A taxi service for Al Bahia and Shahama will help revitalise communities along the Abu Dhabi-Dubai motorway.
New routes to revitalise life on the outskirts
ABU DHABI // A new taxi service that will serve residents of Al Bahia and Shahama is intended to help to revitalise communities along the Abu Dhabi-Dubai motorway. The Urban Planning Council (UPC) and the Emirates Foundation, one of the UAE's leading philanthropic institutions, is launching the service in response to calls from residents for better access to transportation, the state news agency WAM reported.
The service, for which residents appealed at a community workshop in June, will also serve the neighbouring areas of Al Rahba, Shilaila and Samha between Abu Dhabi and Dubai. "The UPC is pleased that the taxi services are being implemented so quickly in these communities," WAM quoted Falah al Ahbabi, the general manager of UPC, as saying. "The residents have told us what they need for revitalisation and we agree that improved transportation is central to our overall objectives."
The starting date for the service has not been announced, but it will be launched in conjunction with the Abu Dhabi Department of Transport. Metered taxis dispatched from the Shahama bus station will be overseen by TransAD, the emirate's taxi regulator. "The transportation need was apparent and we're hopeful that the community residents will immediately reap the benefit of the enhanced services," said Ahmed Ali al Sayegh, the managing director of the Emirates Foundation. The taxis are part of wider development plans for the area, launched by the UPC in June, which will see the introduction of some key facilities and the upgrading of others. Thousands of Emiratis and expatriates live in Al Bahia and Shahama, about 25km north of Abu Dhabi city centre, and some commute daily to Abu Dhabi or Dubai.
Many complain of a lack of basic services and infrastructure. Anees, 18, an Indian who works at Shahama Supermarket, said residents had difficulty getting transport to and from Abu Dhabi city. This would be eased by the new taxi service, he said, but he hoped it would be affordable. Details of fares have not yet been released. Dick Orense, a Filipino resident of Abu Dhabi, said the service would also be a boon for expatriates living in the city who commuted to the outlying communities.

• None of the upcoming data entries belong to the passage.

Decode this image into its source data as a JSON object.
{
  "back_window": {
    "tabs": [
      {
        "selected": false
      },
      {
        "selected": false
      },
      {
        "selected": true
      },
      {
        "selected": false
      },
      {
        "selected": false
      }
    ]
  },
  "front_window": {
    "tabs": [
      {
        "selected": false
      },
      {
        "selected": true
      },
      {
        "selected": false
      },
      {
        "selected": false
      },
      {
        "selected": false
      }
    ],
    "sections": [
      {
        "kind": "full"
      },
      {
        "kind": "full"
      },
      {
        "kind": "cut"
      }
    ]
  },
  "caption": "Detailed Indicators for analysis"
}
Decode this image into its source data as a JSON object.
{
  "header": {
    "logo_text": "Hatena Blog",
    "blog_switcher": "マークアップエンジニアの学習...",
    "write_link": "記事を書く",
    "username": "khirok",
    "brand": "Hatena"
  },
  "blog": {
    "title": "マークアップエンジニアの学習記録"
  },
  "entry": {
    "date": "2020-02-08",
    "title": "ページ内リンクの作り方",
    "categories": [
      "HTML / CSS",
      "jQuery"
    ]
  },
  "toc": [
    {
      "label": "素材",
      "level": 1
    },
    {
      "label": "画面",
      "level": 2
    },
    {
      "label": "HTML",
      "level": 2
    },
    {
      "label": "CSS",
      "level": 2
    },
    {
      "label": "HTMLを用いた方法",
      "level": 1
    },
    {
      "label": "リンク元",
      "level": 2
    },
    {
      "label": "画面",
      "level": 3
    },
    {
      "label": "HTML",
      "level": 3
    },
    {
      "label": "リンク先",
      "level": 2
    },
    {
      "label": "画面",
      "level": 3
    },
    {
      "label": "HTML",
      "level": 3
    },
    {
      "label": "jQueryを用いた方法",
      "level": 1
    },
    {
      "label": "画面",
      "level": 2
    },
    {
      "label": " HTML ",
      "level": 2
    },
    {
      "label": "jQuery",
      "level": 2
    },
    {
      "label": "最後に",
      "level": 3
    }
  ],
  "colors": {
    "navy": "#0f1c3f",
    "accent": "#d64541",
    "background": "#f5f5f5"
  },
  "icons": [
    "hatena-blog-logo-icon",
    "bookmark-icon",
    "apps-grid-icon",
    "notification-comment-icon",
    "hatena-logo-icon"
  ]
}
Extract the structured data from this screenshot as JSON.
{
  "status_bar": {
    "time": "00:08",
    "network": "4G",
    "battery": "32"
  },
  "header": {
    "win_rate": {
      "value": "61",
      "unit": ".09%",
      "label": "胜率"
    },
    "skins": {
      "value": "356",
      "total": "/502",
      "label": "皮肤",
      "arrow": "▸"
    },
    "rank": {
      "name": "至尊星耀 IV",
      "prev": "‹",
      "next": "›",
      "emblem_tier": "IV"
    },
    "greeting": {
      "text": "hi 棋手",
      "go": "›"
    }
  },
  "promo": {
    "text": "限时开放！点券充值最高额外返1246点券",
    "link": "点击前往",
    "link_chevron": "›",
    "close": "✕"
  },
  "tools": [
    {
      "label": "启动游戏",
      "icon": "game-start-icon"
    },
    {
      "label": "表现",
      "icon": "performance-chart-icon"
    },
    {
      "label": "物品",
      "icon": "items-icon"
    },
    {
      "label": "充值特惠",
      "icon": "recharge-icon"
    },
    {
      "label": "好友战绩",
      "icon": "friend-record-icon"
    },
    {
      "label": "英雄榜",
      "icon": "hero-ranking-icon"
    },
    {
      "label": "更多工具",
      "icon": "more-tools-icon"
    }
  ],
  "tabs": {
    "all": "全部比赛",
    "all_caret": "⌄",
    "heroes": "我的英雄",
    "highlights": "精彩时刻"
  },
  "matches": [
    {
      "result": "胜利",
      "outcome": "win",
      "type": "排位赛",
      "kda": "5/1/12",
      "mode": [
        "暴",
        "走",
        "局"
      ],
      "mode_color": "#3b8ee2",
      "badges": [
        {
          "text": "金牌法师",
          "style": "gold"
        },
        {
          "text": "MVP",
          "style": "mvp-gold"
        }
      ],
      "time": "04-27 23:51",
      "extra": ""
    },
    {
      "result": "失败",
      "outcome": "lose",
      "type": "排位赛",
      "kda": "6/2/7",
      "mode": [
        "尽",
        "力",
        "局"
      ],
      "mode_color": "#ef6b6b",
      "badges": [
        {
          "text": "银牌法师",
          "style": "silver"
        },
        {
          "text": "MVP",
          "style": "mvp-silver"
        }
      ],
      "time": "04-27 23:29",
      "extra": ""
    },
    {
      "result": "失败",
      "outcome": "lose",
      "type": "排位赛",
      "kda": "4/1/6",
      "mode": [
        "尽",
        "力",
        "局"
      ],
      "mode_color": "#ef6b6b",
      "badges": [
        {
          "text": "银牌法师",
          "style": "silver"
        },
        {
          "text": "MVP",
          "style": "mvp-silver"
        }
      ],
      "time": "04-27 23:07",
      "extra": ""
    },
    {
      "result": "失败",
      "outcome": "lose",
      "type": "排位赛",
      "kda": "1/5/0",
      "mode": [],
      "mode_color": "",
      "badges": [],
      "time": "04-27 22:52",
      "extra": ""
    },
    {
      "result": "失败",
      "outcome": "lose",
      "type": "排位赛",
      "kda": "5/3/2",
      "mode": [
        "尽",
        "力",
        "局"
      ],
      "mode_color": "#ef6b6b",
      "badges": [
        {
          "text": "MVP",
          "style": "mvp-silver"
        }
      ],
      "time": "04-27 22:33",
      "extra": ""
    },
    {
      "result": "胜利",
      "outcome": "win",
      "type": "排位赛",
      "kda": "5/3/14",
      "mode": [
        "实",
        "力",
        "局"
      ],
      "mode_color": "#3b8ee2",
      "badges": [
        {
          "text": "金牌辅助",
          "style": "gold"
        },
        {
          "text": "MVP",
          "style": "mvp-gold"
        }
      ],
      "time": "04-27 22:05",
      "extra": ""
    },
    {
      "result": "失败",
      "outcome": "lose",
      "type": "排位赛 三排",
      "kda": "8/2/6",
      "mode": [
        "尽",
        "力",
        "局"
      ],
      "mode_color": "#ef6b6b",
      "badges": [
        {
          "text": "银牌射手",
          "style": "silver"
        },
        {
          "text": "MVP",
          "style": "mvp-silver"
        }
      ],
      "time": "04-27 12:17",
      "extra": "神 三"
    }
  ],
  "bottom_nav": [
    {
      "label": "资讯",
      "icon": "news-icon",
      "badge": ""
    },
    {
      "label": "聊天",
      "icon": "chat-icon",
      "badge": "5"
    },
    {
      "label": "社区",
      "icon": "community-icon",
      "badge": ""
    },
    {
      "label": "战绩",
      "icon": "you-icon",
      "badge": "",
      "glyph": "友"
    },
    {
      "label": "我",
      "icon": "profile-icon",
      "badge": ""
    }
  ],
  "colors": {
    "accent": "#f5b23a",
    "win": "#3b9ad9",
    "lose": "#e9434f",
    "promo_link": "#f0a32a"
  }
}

"I've had some friends who work as security guards in Shahama. They do not own cars and are forced to pay Dh25 (US$6.81) to the old gold and white taxis in Abu Dhabi for their daily commute, while the taxi ride back to the city costs a hefty Dh35 to Dh40 in the evening," he said. Mr Orense said nurses and other staff at Al Rahba Hospital also complained about the difficulty of getting taxis to and from Abu Dhabi. "They would often engage the services of these old Abu Dhabi taxis which charge them Dh40 for a one-way trip to Abu Dhabi. The new service will greatly benefit them and also residents in Shilaila and Samha," he said.
The UPC's revitalisation plan for Shahama and Bahia, focusing on better housing and facilities, as well as transportation, health care and education, is expected to be completed by the end of the year. The wide-reaching plan to provide greater access to services and facilities to the communities is part of the UPC's broader Plan Abu Dhabi 2030 - a document released by the Government in 2007, outlining Abu Dhabi's industrial, residential, commercial and transport imperatives.
"Plan Abu Dhabi 2030 is designed to manage the Emirate's development through a long-term vision," said Mr Ahbabi. "Nevertheless, it does not prevent the UPC from developing and promoting urban development solutions that offer immediate viable benefits to answer residents' concerns. The new taxi service is a concrete example that speaks for itself." * The National